Mobile apps as a solution
Some Athletic and Outdoor brands have used native mobile apps to appeal to the mobile audience. For the most part mobile apps do not address the issue. Customers want to be able to research and complete purchases using their mobile devices. They will use the method that is easiest for them, so customers will only use them if the apps easily assist in achieving their goals. The challenge is that the additional tasks of searching through hundreds of thousands of apps in an app store, downloading, and then managing yet another app is proving to be a significant deterrent. Adding to that, apps have limited functionality versus websites, can be expensive and need to be updated continuously by a programmer.
There are few times when an app is truly necessary. Apps are necessary when brands needs access to the sensors or data on the device to perform its function, such as those used by the gaming industry. Few Athletic and Outdoor brands require the use of a customer’s contacts or photos to help the customer complete a purchase. As such, making the brand’s website render properly on mobile devices with varying screen sizes is the most efficient and effective manner for taking advantage of the boom in the customer’s mobile purchasing habits.
Responsive Design as a solution
When web access was dominated by desktop, brands only needed to consider a handful of screen sizes for their website. The use of fixed desktop browser breakpoints is less expensive to implement and easier to test. Designers could feel confident that the experience of the vast majority of web visitors would be consistent. But as the number of screen sizes have increased with the proliferation of smartphones and tablets, designers had an increasingly difficult time ensuring a quality web experience. Quality of experience is important. 57% of customers won’t recommend businesses with poorly designed mobile sites to their friends. 40% will simply visit a competitor site when a site is difficult to navigate (source: Carabetta and Marchant, 2013).
Responsive Design has provided a solution: responsive layouts are fluid and visible at all sizes. It is an effective solution to providing a consistent user experience across an increasing number of devices, without the need to design specifically for each one.
Mobile can no longer be ignored. For brands to do so would be at their peril. Google analysts, Carabetta and Marchant suggests that digital budgets should represent 25% of a company’s overall marketing budget. For most brands that number is currently much closer to 15%. Smartphone and tablet adoption rates are soaring, as is the corresponding data traffic.

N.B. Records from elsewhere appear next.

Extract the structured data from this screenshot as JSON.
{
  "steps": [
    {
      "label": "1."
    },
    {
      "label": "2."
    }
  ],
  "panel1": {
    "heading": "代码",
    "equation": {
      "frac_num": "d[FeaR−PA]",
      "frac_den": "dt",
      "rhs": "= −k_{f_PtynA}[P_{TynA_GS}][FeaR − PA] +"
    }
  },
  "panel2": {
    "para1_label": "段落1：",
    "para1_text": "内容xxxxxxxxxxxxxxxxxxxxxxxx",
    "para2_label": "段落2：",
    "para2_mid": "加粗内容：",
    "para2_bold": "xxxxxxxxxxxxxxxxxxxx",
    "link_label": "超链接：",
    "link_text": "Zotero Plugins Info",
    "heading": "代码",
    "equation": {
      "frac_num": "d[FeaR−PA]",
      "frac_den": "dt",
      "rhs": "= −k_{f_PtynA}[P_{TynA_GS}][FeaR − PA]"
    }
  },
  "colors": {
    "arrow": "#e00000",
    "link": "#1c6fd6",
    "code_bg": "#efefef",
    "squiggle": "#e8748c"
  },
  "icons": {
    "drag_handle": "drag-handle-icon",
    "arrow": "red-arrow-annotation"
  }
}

Neither show signs of abating.
Customers are spending both more time and money while on mobile devices, and they are doing so while engaged in situations that encourage research and immediate purchase. Brands wishing to capitalize on these trends will need to think deeply about customer needs and how to serve them on more and more web connected mobile devices.
Cisco Visual Networking Index: Global Mobile Data Traffic Forecast Update, 2011–2016 (February 14, 2012).
Alison Carabetta and Natalie Marchant, “The Digital Journey of Outdoor Sports Enthusiasts presented by Google,” Outdoor Retailer Winter Market 2013 (Salt Lake City, UT), January 24, 2013.